You are planning to submit a medical malpractice lawsuit for the injuries your baby has suffered due to improper obstetrical care during the time of your delivery. However, when you try to attain copies of your medical records, you are told by the hospital that they cannot locate the electronic fetal monitoring strips, for instance. Now if you go ahead with the lawsuit, what can happen to the hospital because they cannot locate your baby’s medical records?
This is very similar to what is going on now with Hillary Clinton since she deleted thousands of emails. The IRS has also been under fire as of late for not producing information that would reveal some terrible practices they implemented during the 2012 Presidential election.
The Hospital cannot Find Your Records
When you go ahead and file a lawsuit seeking compensation for the harms and injuries that your baby has suffered because of improper obstetrical care, one of the first things your lawyer will do is to get your labor and delivery records. Now, what will happen if the hospital cannot locate these records? Maybe the hospital misplaced the records, or they destroyed them intentionally. Whatever the reason is what happens if they cannot produce your records when you decide to file a medical malpractice lawsuit?
Penalizing the Hospital
One of the things that can happen is that the hospital can be fined or sanctioned.
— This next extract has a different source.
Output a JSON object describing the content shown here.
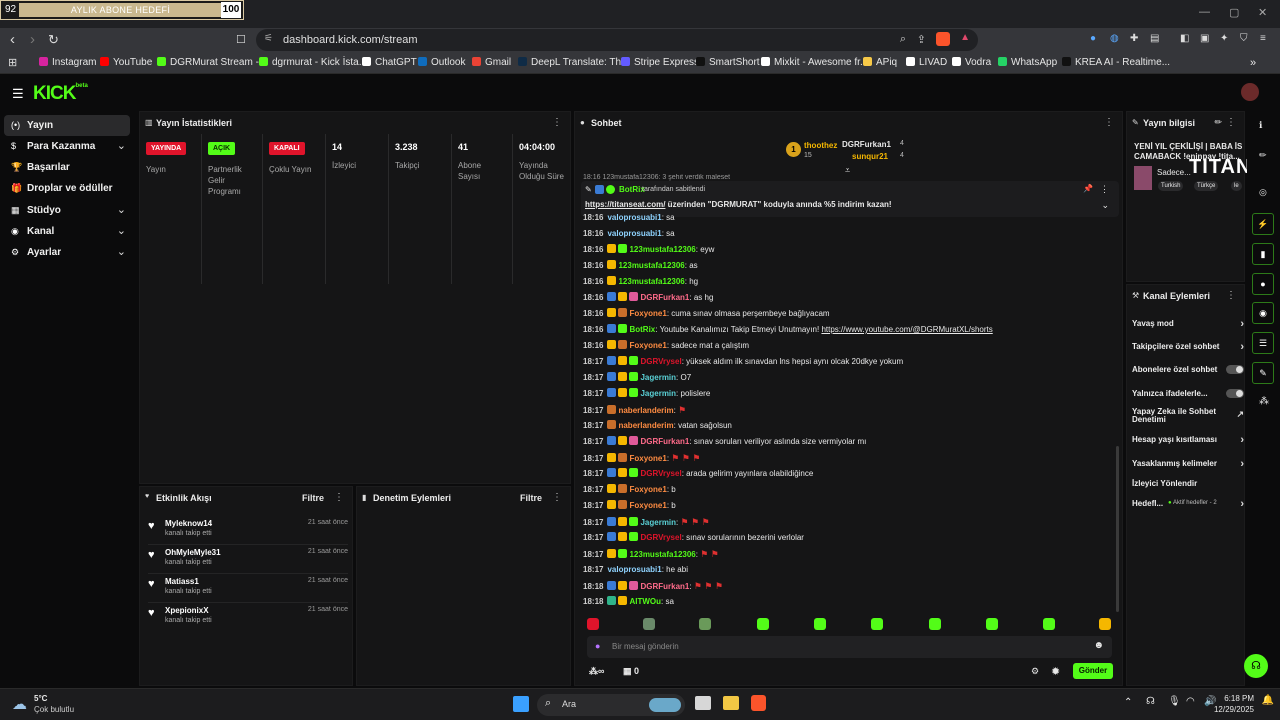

These penalties might be levied because the hospital has the obligation of keeping and maintaining your medical records. The hospital cannot discard or lose your medical records intentionally or inadvertently. Certainly for their own convenience.
All hospitals in New York are required by law to keep the medical records of everybody for a certain period of time. Now, when your lawyer requests your medical records from the hospital, and they cannot be found, one of things you can do is to ask the court to dismiss the hospital’s answer to your allegations.
Dismissing the Hospital’s Answer
When you file a medical malpractice lawsuit, you will be making certain allegations that the hospital violated basic standards of medical and obstetrical care. Now, when the hospital cannot locate your records and cannot provide a valid reason why they cannot locate them, there is the possibility the judge may not buy the argument of the hospital in terms of them not being able to find the records, and may order their answer to be stricken. This mainly means that you are receiving a win or a default.
It is like a sports team obtaining an automatic win when the opposing team does not show up. When the hospital’s answer is stricken, you get an automatic win on liability. This means you do not have to prove in court about the hospital being responsible for your baby’s injuries. However, you will still have to try the case for damages pertaining to how much compensation should be given to you and to your baby.
In the law, there is something called, spoliation of evidence. This means that the evidence you need for proving your case has been spoilt. For whatever reasons, your medical records are no longer available, which puts you at a disadvantage. Since you are at a disadvantage, the court recognizes this, and the court will try to penalize the entity that is responsible for keeping and maintaining those records and having them at the ready when they are requested.